In a medium saucepan, whisk together the half-and-half, sugar, salt, and one cup of cream. Set the pan over medium heat and add the vanilla bean seeds and pod. Heat, stirring occasionally, until the sugar dissolves and the mixture is warm. Remove from the heat, cover, and let steep for a little while (30 minutes or so).

In a glass 2-cup measuring cup, whisk the egg yolks together until they are smooth. If the milk mixture has cooled, reheat it until it’s warm to the touch again. Slowly pour 1/4 cup of the warm milk into the egg yolks, whisking constantly. Continue to add the warm milk to the egg yolks, 1/4 cup at a time, whisking the entire time. When you’ve added about 1 1/2 cups of warm milk, pour the egg yolk mixture back into the saucepan, whisking the entire time.

Cook the mixture over medium heat, stirring it constantly with a rubber spatula. When the custard has thickened and coats the back of a spoon, remove it from the heat.

Pour the remaining cup of cream into the bottom of a mixing bowl or large measuring cup. Set a fine mesh strainer over the cream and pour the custard mixture through the strainer. Remove the strainer and add the vanilla bean back to the ice cream base. Stir in the vanilla extract.

Chill the ice cream base in the refrigerator until it’s completely cold, at least a few hours or overnight. Churn the ice cream in an ice cream maker according to the manufacturer’s directions. When the ice cream is finished churning, drizzle a couple tablespoons of caramel sauce into the bottom of the container you will store the ice cream in. Scoop about a third of the ice cream on top of the caramel, then drizzle another few tablespoons of caramel sauce on top of the ice cream. Repeat the process until all of the ice cream has been layered in the container with the caramel sauce. Drizzle a little more caramel sauce on top of the ice cream, then freeze until solid.

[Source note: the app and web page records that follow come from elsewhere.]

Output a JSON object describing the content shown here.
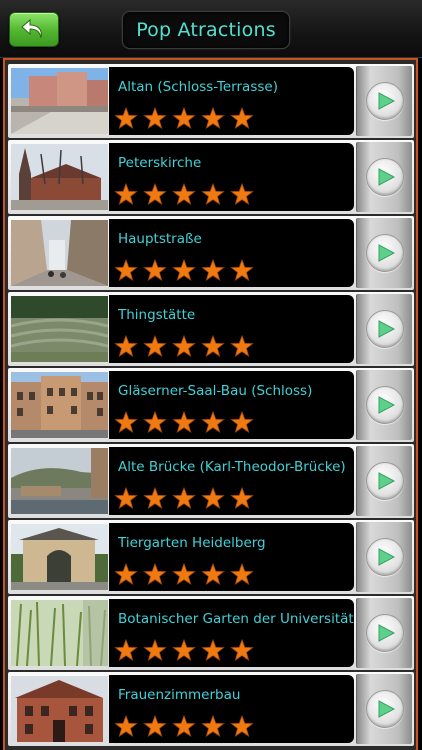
{
  "header": {
    "title": "Pop Atractions",
    "back_icon": "back-arrow-icon"
  },
  "colors": {
    "accent_frame": "#c8531e",
    "title_text": "#53e0d0",
    "item_text": "#3fd2d8",
    "star": "#f07a12",
    "back_button": "#52b52f",
    "go_arrow": "#5cd18a"
  },
  "items": [
    {
      "name": "Altan (Schloss-Terrasse)",
      "rating": 5,
      "thumb": "castle-terrace-photo"
    },
    {
      "name": "Peterskirche",
      "rating": 5,
      "thumb": "church-photo"
    },
    {
      "name": "Hauptstraße",
      "rating": 5,
      "thumb": "street-photo"
    },
    {
      "name": "Thingstätte",
      "rating": 5,
      "thumb": "amphitheater-photo"
    },
    {
      "name": "Gläserner-Saal-Bau (Schloss)",
      "rating": 5,
      "thumb": "castle-building-photo"
    },
    {
      "name": "Alte Brücke (Karl-Theodor-Brücke)",
      "rating": 5,
      "thumb": "old-bridge-photo"
    },
    {
      "name": "Tiergarten Heidelberg",
      "rating": 5,
      "thumb": "zoo-gate-photo"
    },
    {
      "name": "Botanischer Garten der Universität H...",
      "rating": 5,
      "thumb": "botanical-garden-photo"
    },
    {
      "name": "Frauenzimmerbau",
      "rating": 5,
      "thumb": "red-building-photo"
    }
  ]
}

Serve with extra caramel sauce, if desired.

Ice cream base adapted from my Moose Tracks ice cream recipe, which is initially from David Lebovitz via Everyday Annie.

Click here for a printable version.